## [WHAT YOU WILL DO]
From the entries below, gather each line containing the word "rest".

### DATA TO USE ###

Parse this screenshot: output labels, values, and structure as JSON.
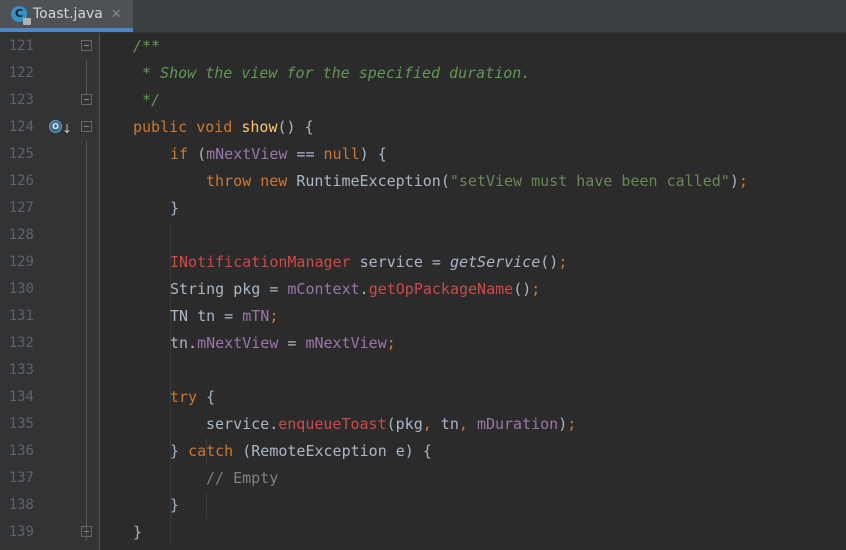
{
  "tab": {
    "title": "Toast.java",
    "close": "✕",
    "file_icon": "class-file-icon",
    "file_icon_letter": "C"
  },
  "colors": {
    "background": "#2b2b2b",
    "keyword": "#cc7832",
    "doc_comment": "#629755",
    "method": "#ffc66d",
    "field": "#9876aa",
    "string": "#6a8759",
    "error": "#cb4a4a"
  },
  "line_numbers": [
    "121",
    "122",
    "123",
    "124",
    "125",
    "126",
    "127",
    "128",
    "129",
    "130",
    "131",
    "132",
    "133",
    "134",
    "135",
    "136",
    "137",
    "138",
    "139"
  ],
  "gutter_marker": {
    "icon": "override-icon",
    "letter": "O",
    "arrow": "↓"
  },
  "code": {
    "l121": "/**",
    "l122": "* Show the view for the specified duration.",
    "l123": "*/",
    "l124": {
      "public": "public",
      "void": "void",
      "name": "show",
      "rest": "() {"
    },
    "l125": {
      "if": "if",
      "open": " (",
      "field": "mNextView",
      "op": " == ",
      "null": "null",
      "close": ") {"
    },
    "l126": {
      "throw": "throw",
      "new": "new",
      "cls": "RuntimeException",
      "po": "(",
      "str": "\"setView must have been called\"",
      "pc": ")",
      "semi": ";"
    },
    "l127": "}",
    "l129": {
      "type": "INotificationManager",
      "rest": " service = ",
      "call": "getService",
      "parens": "()",
      "semi": ";"
    },
    "l130": {
      "pre": "String pkg = ",
      "field": "mContext",
      "dot": ".",
      "call": "getOpPackageName",
      "parens": "()",
      "semi": ";"
    },
    "l131": {
      "pre": "TN tn = ",
      "field": "mTN",
      "semi": ";"
    },
    "l132": {
      "pre": "tn.",
      "field": "mNextView",
      "eq": " = ",
      "field2": "mNextView",
      "semi": ";"
    },
    "l134": {
      "try": "try",
      "rest": " {"
    },
    "l135": {
      "pre": "service.",
      "call": "enqueueToast",
      "args1": "(pkg",
      "c1": ",",
      "args2": " tn",
      "c2": ",",
      "sp": " ",
      "field": "mDuration",
      "pc": ")",
      "semi": ";"
    },
    "l136": {
      "brace": "} ",
      "catch": "catch",
      "rest": " (RemoteException e) {"
    },
    "l137": "// Empty",
    "l138": "}",
    "l139": "}"
  }
}
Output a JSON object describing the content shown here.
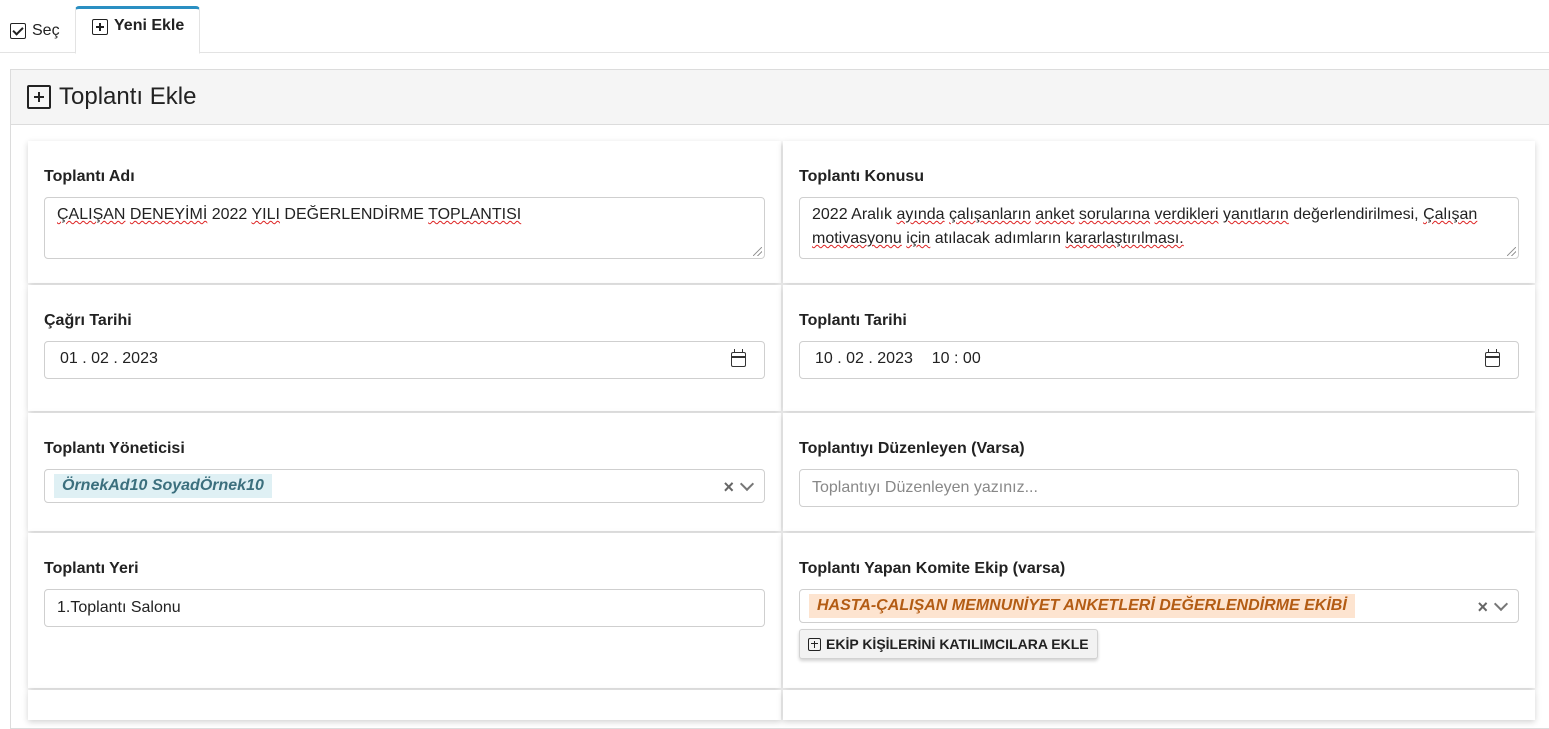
{
  "tabs": [
    {
      "label": "Seç",
      "active": false
    },
    {
      "label": "Yeni Ekle",
      "active": true
    }
  ],
  "panel": {
    "title": "Toplantı Ekle"
  },
  "form": {
    "meeting_name": {
      "label": "Toplantı Adı",
      "value_words": [
        "ÇALIŞAN",
        "DENEYİMİ",
        "2022",
        "YILI",
        "DEĞERLENDİRME",
        "TOPLANTISI"
      ]
    },
    "meeting_subject": {
      "label": "Toplantı Konusu",
      "line1_words": [
        "2022",
        "Aralık",
        "ayında",
        "çalışanların",
        "anket",
        "sorularına",
        "verdikleri",
        "yanıtların",
        "değerlendirilmesi,",
        "Çalışan"
      ],
      "line2_words": [
        "motivasyonu",
        "için",
        "atılacak",
        "adımların",
        "kararlaştırılması."
      ]
    },
    "call_date": {
      "label": "Çağrı Tarihi",
      "day": "01",
      "month": "02",
      "year": "2023"
    },
    "meeting_date": {
      "label": "Toplantı Tarihi",
      "day": "10",
      "month": "02",
      "year": "2023",
      "hour": "10",
      "minute": "00"
    },
    "meeting_manager": {
      "label": "Toplantı Yöneticisi",
      "value": "ÖrnekAd10 SoyadÖrnek10"
    },
    "organizer": {
      "label": "Toplantıyı Düzenleyen (Varsa)",
      "placeholder": "Toplantıyı Düzenleyen yazınız..."
    },
    "location": {
      "label": "Toplantı Yeri",
      "value": "1.Toplantı Salonu"
    },
    "committee": {
      "label": "Toplantı Yapan Komite Ekip (varsa)",
      "value": "HASTA-ÇALIŞAN MEMNUNİYET ANKETLERİ DEĞERLENDİRME EKİBİ",
      "button_label": "EKİP KİŞİLERİNİ KATILIMCILARA EKLE"
    }
  },
  "icons": {
    "select_tab": "checkbox-icon",
    "new_tab": "plus-square-icon",
    "calendar": "calendar-icon",
    "clear": "close-icon",
    "dropdown": "chevron-down-icon"
  },
  "colors": {
    "tab_accent": "#2a8fc2",
    "tag_blue_bg": "#dff0f4",
    "tag_blue_text": "#3b6f7d",
    "tag_orange_bg": "#fde4d0",
    "tag_orange_text": "#b35c14",
    "spellcheck": "#dd2222"
  }
}
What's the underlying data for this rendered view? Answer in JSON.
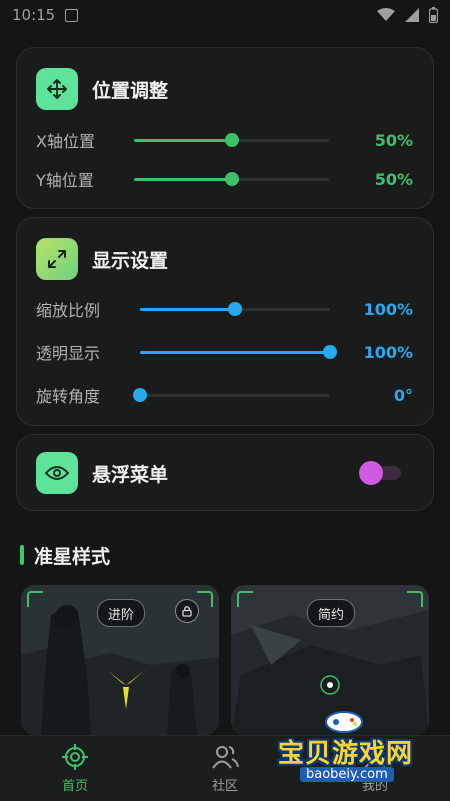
{
  "status_bar": {
    "time": "10:15"
  },
  "position_card": {
    "title": "位置调整",
    "icon": "move-arrows-icon",
    "accent": "#3fbf6e",
    "rows": [
      {
        "label": "X轴位置",
        "value": 50,
        "display": "50%"
      },
      {
        "label": "Y轴位置",
        "value": 50,
        "display": "50%"
      }
    ]
  },
  "display_card": {
    "title": "显示设置",
    "icon": "expand-arrows-icon",
    "accent": "#27a8f0",
    "rows": [
      {
        "label": "缩放比例",
        "value": 50,
        "display": "100%"
      },
      {
        "label": "透明显示",
        "value": 100,
        "display": "100%"
      },
      {
        "label": "旋转角度",
        "value": 0,
        "display": "0°"
      }
    ]
  },
  "float_card": {
    "title": "悬浮菜单",
    "icon": "eye-icon",
    "toggle_on": true,
    "toggle_color": "#d05ae0"
  },
  "crosshair_section": {
    "title": "准星样式",
    "previews": [
      {
        "tag": "进阶",
        "locked": true
      },
      {
        "tag": "简约",
        "locked": false
      }
    ]
  },
  "tabbar": {
    "tabs": [
      {
        "label": "首页",
        "icon": "crosshair-target-icon",
        "active": true
      },
      {
        "label": "社区",
        "icon": "users-icon",
        "active": false
      },
      {
        "label": "我的",
        "icon": "person-icon",
        "active": false
      }
    ],
    "active_color": "#3fbf6e"
  },
  "watermark": {
    "title": "宝贝游戏网",
    "url": "baobeiy.com"
  }
}
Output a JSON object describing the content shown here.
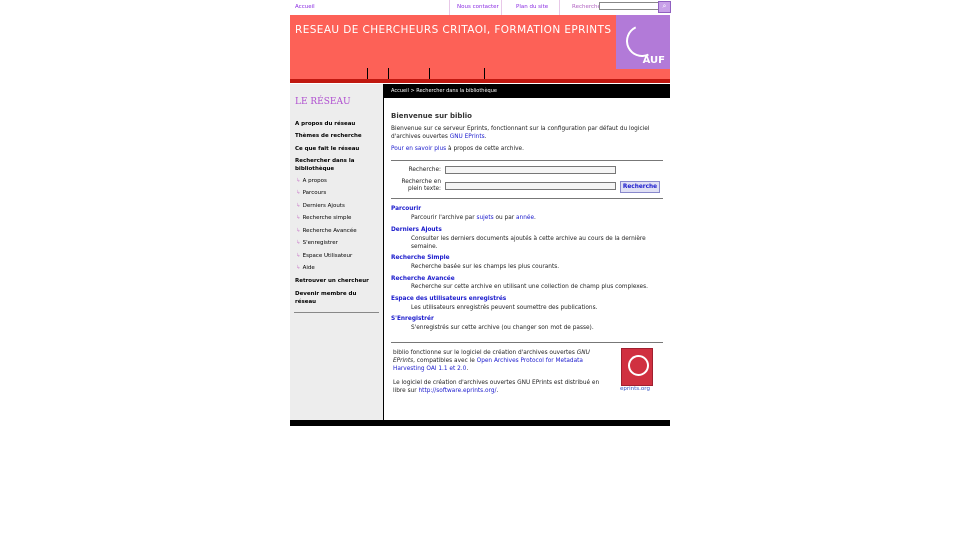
{
  "topbar": {
    "home": "Accueil",
    "contact": "Nous contacter",
    "sitemap": "Plan du site",
    "search": "Recherche",
    "search_btn": "⌕"
  },
  "banner": {
    "title": "RESEAU DE CHERCHEURS CRITAOI, FORMATION EPRINTS",
    "logo_text": "AUF"
  },
  "breadcrumb": "Accueil  > Rechercher dans la bibliothèque",
  "sidebar": {
    "title": "LE RÉSEAU",
    "items": [
      "A propos du réseau",
      "Thèmes de recherche",
      "Ce que fait le réseau",
      "Rechercher dans la bibliothèque"
    ],
    "subitems": [
      "A propos",
      "Parcours",
      "Derniers Ajouts",
      "Recherche simple",
      "Recherche Avancée",
      "S'enregistrer",
      "Espace Utilisateur",
      "Aide"
    ],
    "items2": [
      "Retrouver un chercheur",
      "Devenir membre du réseau"
    ]
  },
  "main": {
    "welcome": "Bienvenue sur biblio",
    "intro_a": "Bienvenue sur ce serveur Eprints, fonctionnant sur la configuration par défaut du logiciel d'archives ouvertes ",
    "intro_link": "GNU EPrints",
    "intro_b": ".",
    "more_link": "Pour en savoir plus",
    "more_b": " à propos de cette archive.",
    "search_label": "Recherche:",
    "fulltext_label": "Recherche en plein texte:",
    "search_button": "Recherche",
    "sections": [
      {
        "title": "Parcourir"
      },
      {
        "title": "Derniers Ajouts",
        "desc": "Consulter les derniers documents ajoutés à cette archive au cours de la dernière semaine."
      },
      {
        "title": "Recherche Simple",
        "desc": "Recherche basée sur les champs les plus courants."
      },
      {
        "title": "Recherche Avancée",
        "desc": "Recherche sur cette archive en utilisant une collection de champ plus complexes."
      },
      {
        "title": "Espace des utilisateurs enregistrés",
        "desc": "Les utilisateurs enregistrés peuvent soumettre des publications."
      },
      {
        "title": "S'Enregistrér",
        "desc": "S'enregistrés sur cette archive (ou changer son mot de passe)."
      }
    ],
    "browse_a": "Parcourir l'archive par ",
    "browse_l1": "sujets",
    "browse_b": " ou par ",
    "browse_l2": "année",
    "browse_c": ".",
    "foot_a": "biblio fonctionne sur le logiciel de création d'archives ouvertes ",
    "foot_em": "GNU EPrints",
    "foot_b": ", compatibles avec le ",
    "foot_link": "Open Archives Protocol for Metadata Harvesting OAI 1.1 et 2.0",
    "foot_c": ".",
    "foot2_a": "Le logiciel de création d'archives ouvertes GNU EPrints est distribué en libre sur ",
    "foot2_link": "http://software.eprints.org/",
    "foot2_b": ".",
    "logo_caption": "eprints.org"
  },
  "colors": {
    "banner": "#fd6157",
    "logo": "#b27ad8",
    "link": "#1a1acc",
    "sidebar": "#ededed"
  }
}
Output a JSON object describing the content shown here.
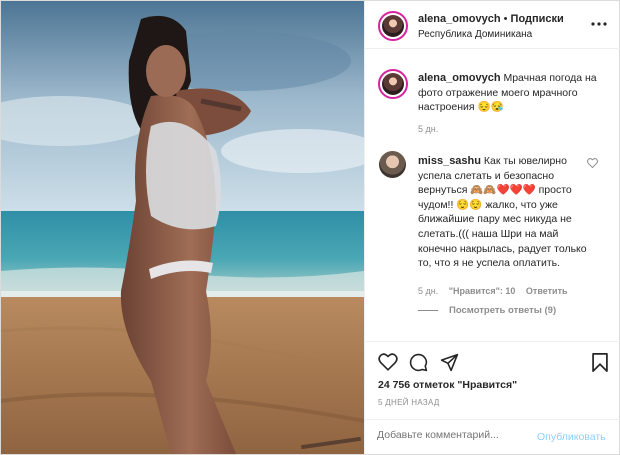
{
  "header": {
    "username": "alena_omovych",
    "separator": "•",
    "follow_label": "Подписки",
    "location": "Республика Доминикана",
    "more_icon": "more-horizontal-icon"
  },
  "caption": {
    "username": "alena_omovych",
    "text": "Мрачная погода на фото отражение моего мрачного настроения 😔😪",
    "time": "5 дн."
  },
  "comment": {
    "username": "miss_sashu",
    "text": "Как ты ювелирно успела слетать и безопасно вернуться 🙈🙈❤️❤️❤️ просто чудом!! 😌😌 жалко, что уже ближайшие пару мес никуда не слетать.((( наша Шри на май конечно накрылась, радует только то, что я не успела оплатить.",
    "time": "5 дн.",
    "likes": "\"Нравится\": 10",
    "reply_label": "Ответить",
    "view_replies": "Посмотреть ответы (9)"
  },
  "actions": {
    "like_icon": "heart-icon",
    "comment_icon": "comment-icon",
    "share_icon": "share-icon",
    "save_icon": "bookmark-icon",
    "likes_count": "24 756 отметок \"Нравится\"",
    "date": "5 ДНЕЙ НАЗАД"
  },
  "add_comment": {
    "placeholder": "Добавьте комментарий...",
    "publish_label": "Опубликовать"
  },
  "colors": {
    "link_blue": "#0095f6",
    "muted": "#8e8e8e",
    "border": "#efefef"
  }
}
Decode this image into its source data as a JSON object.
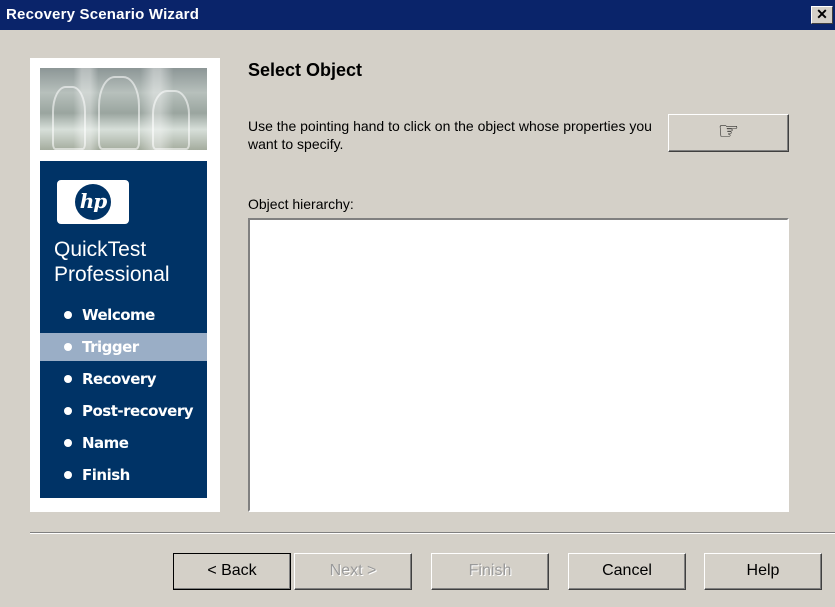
{
  "window": {
    "title": "Recovery Scenario Wizard",
    "close_label": "✕"
  },
  "sidebar": {
    "logo_text": "hp",
    "product_line1": "QuickTest",
    "product_line2": "Professional",
    "steps": [
      {
        "label": "Welcome",
        "active": false
      },
      {
        "label": "Trigger",
        "active": true
      },
      {
        "label": "Recovery",
        "active": false
      },
      {
        "label": "Post-recovery",
        "active": false
      },
      {
        "label": "Name",
        "active": false
      },
      {
        "label": "Finish",
        "active": false
      }
    ]
  },
  "main": {
    "heading": "Select Object",
    "instruction": "Use the pointing hand to click on the object whose properties you want to specify.",
    "pointing_hand_icon": "☞",
    "hierarchy_label": "Object hierarchy:"
  },
  "buttons": {
    "back": "< Back",
    "next": "Next >",
    "finish": "Finish",
    "cancel": "Cancel",
    "help": "Help"
  }
}
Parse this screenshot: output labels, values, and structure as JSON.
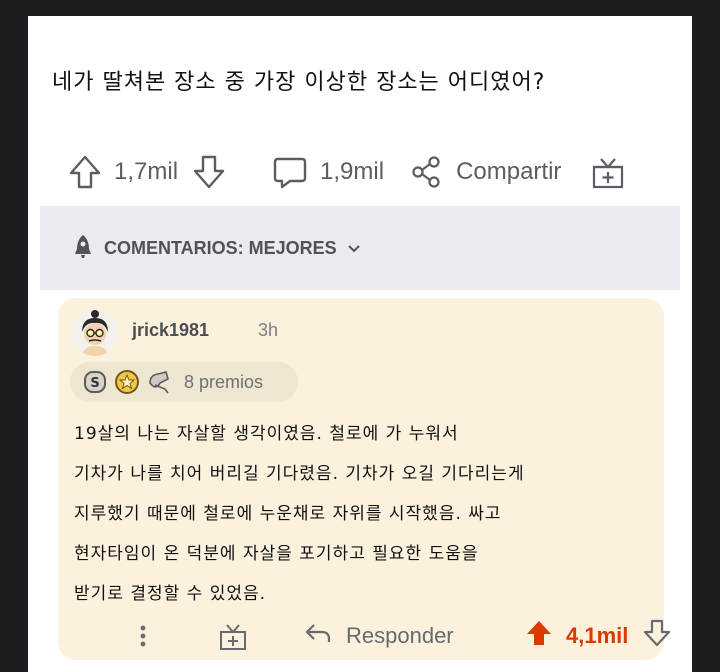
{
  "post": {
    "title": "네가 딸쳐본 장소 중 가장 이상한 장소는 어디였어?",
    "upvotes": "1,7mil",
    "comments": "1,9mil",
    "share_label": "Compartir"
  },
  "sort": {
    "label": "COMENTARIOS: MEJORES"
  },
  "comment": {
    "username": "jrick1981",
    "time": "3h",
    "awards_label": "8 premios",
    "body_lines": [
      "19살의 나는 자살할 생각이였음. 철로에 가 누워서",
      "기차가 나를 치어 버리길 기다렸음. 기차가 오길 기다리는게",
      "지루했기 때문에 철로에 누운채로 자위를 시작했음. 싸고",
      "현자타임이 온 덕분에 자살을 포기하고 필요한 도움을",
      "받기로 결정할 수 있었음."
    ],
    "reply_label": "Responder",
    "score": "4,1mil"
  },
  "colors": {
    "accent": "#d93a00",
    "comment_bg": "#fbf1dc",
    "sort_bar_bg": "#e8ecf0"
  }
}
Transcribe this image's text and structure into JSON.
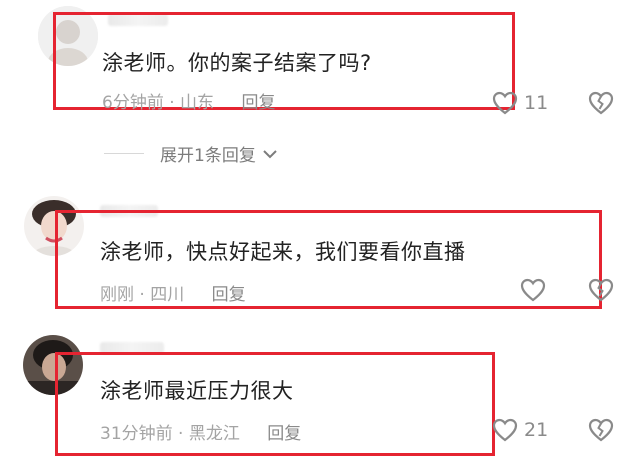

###

## [SOLUTION FOR THIS PROBLEM]
      "rest": "() {"
      "rest": " service = ",
      "rest": " {"
      "rest": " (RemoteException e) {"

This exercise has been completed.